### About this task
All records are to be reproduced verbatim, with images omitted.

### Data section

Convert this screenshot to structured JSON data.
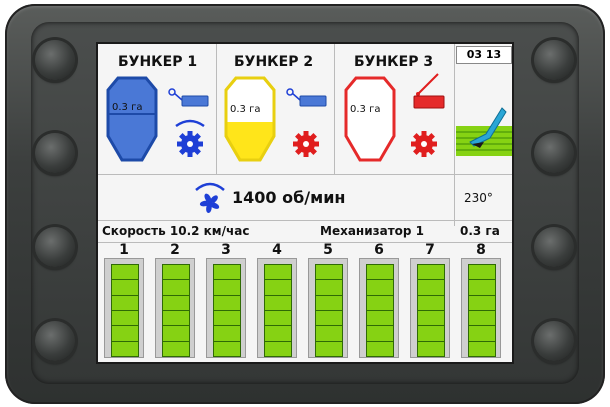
{
  "screen": {
    "time": "03 13",
    "hoppers": [
      {
        "title": "БУНКЕР 1",
        "value": "0.3 га",
        "color": "#4a78d6",
        "fill_level": 1.0
      },
      {
        "title": "БУНКЕР 2",
        "value": "0.3 га",
        "color": "#ffe51a",
        "fill_level": 0.5
      },
      {
        "title": "БУНКЕР 3",
        "value": "0.3 га",
        "color": "#e52a2a",
        "fill_level": 0.0
      }
    ],
    "fan_speed": "1400 об/мин",
    "angle": "230°",
    "speed_label": "Скорость 10.2 км/час",
    "operator": "Механизатор 1",
    "area": "0.3 га",
    "rows": [
      "1",
      "2",
      "3",
      "4",
      "5",
      "6",
      "7",
      "8"
    ],
    "colors": {
      "ok_green": "#86d213",
      "blue": "#1e3fd6",
      "red": "#e01e1e"
    }
  }
}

### Output below
Convert this screenshot to structured JSON data.
{
  "screen": {
    "time": "03 13",
    "hoppers": [
      {
        "title": "БУНКЕР 1",
        "value": "0.3 га",
        "color": "#4a78d6",
        "fill_level": 1.0
      },
      {
        "title": "БУНКЕР 2",
        "value": "0.3 га",
        "color": "#ffe51a",
        "fill_level": 0.5
      },
      {
        "title": "БУНКЕР 3",
        "value": "0.3 га",
        "color": "#e52a2a",
        "fill_level": 0.0
      }
    ],
    "fan_speed": "1400 об/мин",
    "angle": "230°",
    "speed_label": "Скорость 10.2 км/час",
    "operator": "Механизатор 1",
    "area": "0.3 га",
    "rows": [
      "1",
      "2",
      "3",
      "4",
      "5",
      "6",
      "7",
      "8"
    ],
    "colors": {
      "ok_green": "#86d213",
      "blue": "#1e3fd6",
      "red": "#e01e1e"
    }
  }
}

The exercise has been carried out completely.